Creating a Packet Filter
At some point you might need to open an uncommon port to remotely access a service that resides on the server. For example, you might have a handheld device that needs IMAP4 or POP3 access to your mailbox in Exchange. Although opening another port in not really a best practice, sometimes you don't have a choice (although in this case you might want to consider buying a device that supports Exchange ActiveSync).
To create a packet filter to allow IMAP4 access (port TCP 143) through the RRAS firewall, follow these steps. These steps assume that the CEICW has been already run at least once.
If the Microsoft Exchange IMAP4 service is running (which is disabled by default), you should be able to access the service externally.
Packet Forwarding to Another Device

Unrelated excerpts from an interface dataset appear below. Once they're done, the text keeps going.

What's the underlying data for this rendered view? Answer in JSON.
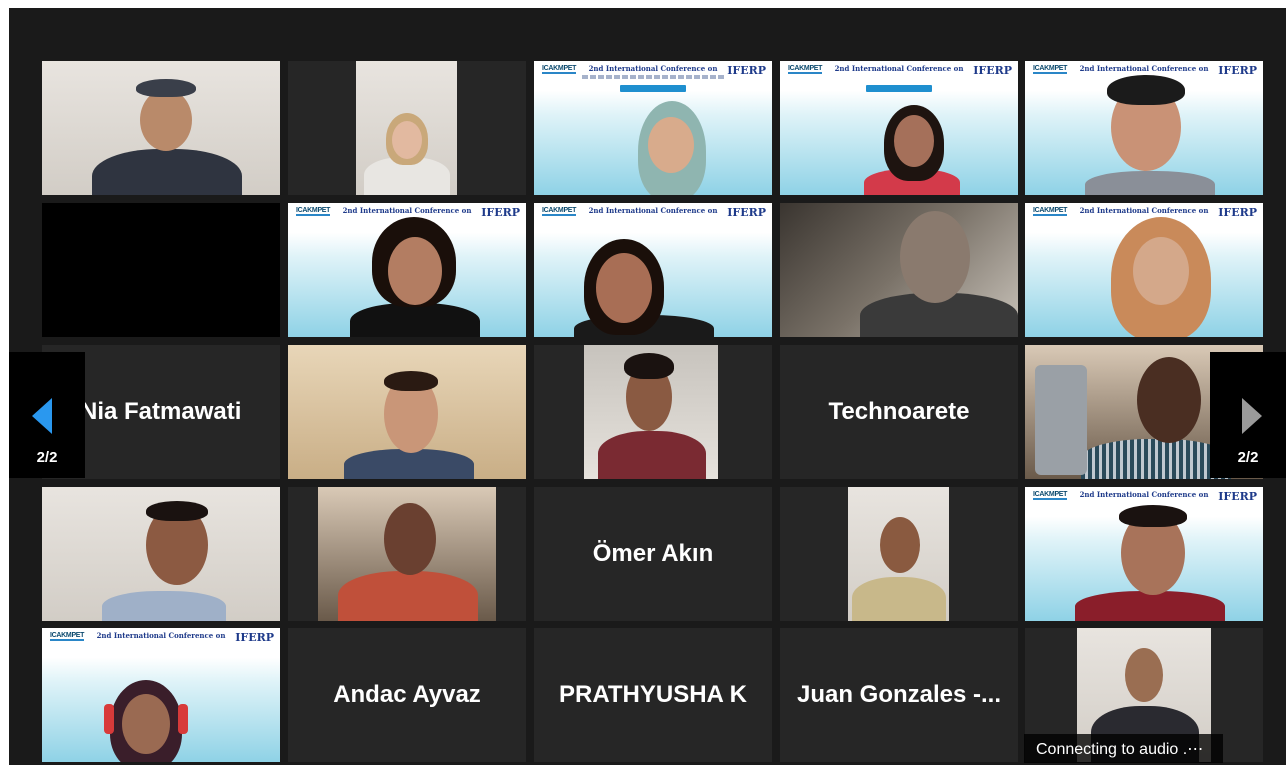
{
  "pagination": {
    "prev_page": "2/2",
    "next_page": "2/2"
  },
  "participants": {
    "nia": "Nia Fatmawati",
    "technoarete": "Technoarete",
    "omer": "Ömer Akın",
    "andac": "Andac Ayvaz",
    "prathyusha": "PRATHYUSHA K",
    "juan": "Juan Gonzales -..."
  },
  "banner": {
    "left_logo": "ICAKMPET",
    "title": "2nd International Conference on",
    "right_logo": "IFERP"
  },
  "status": {
    "audio": "Connecting to audio .⋯"
  },
  "colors": {
    "window_bg": "#1a1a1a",
    "tile_bg": "#262626",
    "arrow_active": "#2a98ef",
    "arrow_inactive": "#9a9a9a"
  }
}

There are cases where you need to allow access to an internal resource not allocated on the server. For example, you might have a web cam running on your network that you want to access remotely. For the purpose of this example, assume that the camera can be accessed via TCP port 8080.
The following steps outline how to forward a port from the external interface of your SBS box to a device located on the internal network:
You should be able to access the webcam remotely by using the public IP of your server.
One interesting feature that the RRAS firewall provides is port address translation. In other words, you can redirect traffic from one port on the external interface to another port on the target.
This is particularly useful for companies that have a single static IP. For example, assume that you have a Terminal Server alongside an SBS box, and you need to be able to access them both using RDP directly. You could change the listening port number on one of the servers, but that would prevent using Remote Web Workplace (RWW) to access it. A better alternative would be to leave both at 3389, but create forward port 3390 on the external interface and translate it to 3389 on the internal network. RWW keeps working, you have direct RDP access, and everybody is happy!
In some circumstances you might want to block certain IPs from reaching your server. For example, if you have seen numerous wrong password attempts from a specific IP, it might be wise to prevent it from even knocking at your door. Another use would be to block SMTP traffic (TCP port 25) from a specific IP address to curb spam.
With RRAS you can filter connections based on the source or destination IP address, port number, and protocol. The following steps outline the procedure to block a specific IP address from connecting to the server:
After completing the procedure the offending machine should be blocked at the firewall from attempting to contact your server. If you feel adventurous, you might want to play with those settings to restrict traffic based on the protocol and port number.